Dogs can and will eat all sorts of disgusting things, and something that tastes good to them going down might not fare so well in their stomach! If your dog eats something that doesn’t agree with them, the body has a natural defence mechanism to limit the damage that this causes; clearing it out of the body as soon as possible, which usually means diarrhoea, vomiting or both! In some cases, vomiting is good for your dog; dogs that feel a little queasy will often eat grass, which will generally cause them to vomit a little later, and make them feel better.
While serious sickness or diarrhoea needs the prompt attention of your vet, minor bouts of stomach upsets that are short in duration and not regularly repeated will usually clear up on their own within 24 hours, and rarely need veterinary attention. However, dogs that are vomiting or have diarrhoea also run the risk of becoming dehydrated, which can lead to problems in and of itself. Dehydration is one of the most important problems to be on the lookout for in a dog that is sick, and doing what you can to keep them from becoming dehydrated or rehydrate them as soon as possible is important.
In this article, we will look at how you can provide hydration and rehydrate a dog that has had a bout of minor sickness or diarrhoea. Read on to learn more.
Throwing up or having diarrhoea do not just remove unwanted food or unpalatable things from the body, but they also cause the dog to lose a lot of water. If the sickness or diarrhoea continues for more than 24 hours, or is very severe, you will need to take your dog to the vet. However, providing that you can keep your dog hydrated and clear up the problem within a day or so, this is often unnecessary.

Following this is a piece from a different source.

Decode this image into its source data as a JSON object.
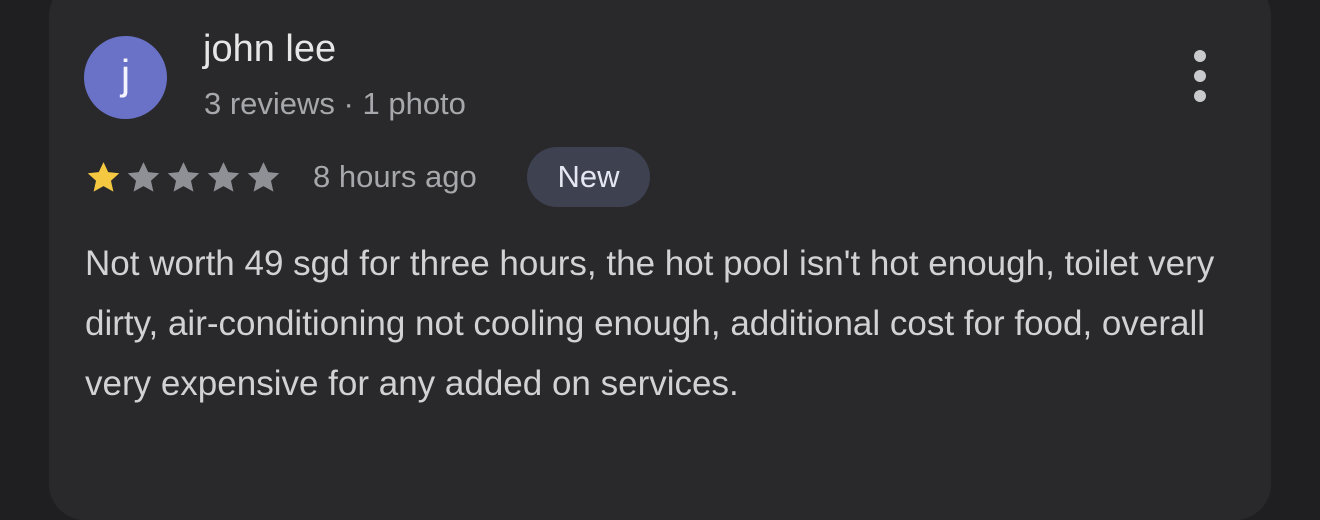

In order to learn how to find out if your dog is dehydrated, check out the last section of this article.
Most dogs that have a minor bout of sickness and/or diarrhoea will be able to at least keep water down, and if after a few hours your dog cannot manage this, you will need to see the vet.
One of the best ways of stopping a bout of sickness or diarrhoea is by starving your dog for half a day or a day in order to give their stomach the chance to settle down before anything else is added to it. However, your dog should still be able to drink water during this time.
Your dog may like to lap a little water after a bout of vomiting, but if they bring this back up, take water away for a couple of hours to allow their stomachs a chance to calm down. After a couple of hours, offer your dog a shallow dish of fresh, clean water that is not too cold, and allow them to take a few sips, but not to drink an excessive amount.
If, after a quarter of an hour, your dog has not vomited again, repeat the process, and continue to do so every fifteen minutes until your dog has had enough. Then, water can be left down for them to drink freely.
If your dog is then able to keep water down reliably, you will need to look at trying to replenish some of the electrolytes that your dog’s body will have lost with their vomiting and diarrhoea. You can do this by providing an electrolyte supplement in their water, or by offering them some plain, thin chicken broth that is low in salt and does not contain any garlic, onion or other flavours or added ingredients.
A dog that is fasting due to vomiting or diarrhoea may be able to lap chicken broth instead of eating food, which will help to keep them hydrated and rebalance their electrolytes. However, if even broth seems to be coming right back out, go back to water fasting for up to 24 hours.
Once your dog has gone for 12 hours without vomiting or diarrhoea, you should be able to reintroduce them to food, slowly and carefully, ensuring that they do not eat too much, or anything likely to set them off again. A plain bland diet designed for sick dogs can be bought from most veterinary practices, such as tins or bags of a recovery food called Hills I/D.
Start by offering just a spoonful of food to your dog, waiting half an hour, and then trying another. Gradually increase the amount of food that you offer, watching for problems, and if your dog copes fine, they should be able to return to normal feeding the following day.
Remember that if you cannot keep your dog hydrated, or if their bout of vomiting or diarrhoea continues for more than 24 hours, they will need to see the vet.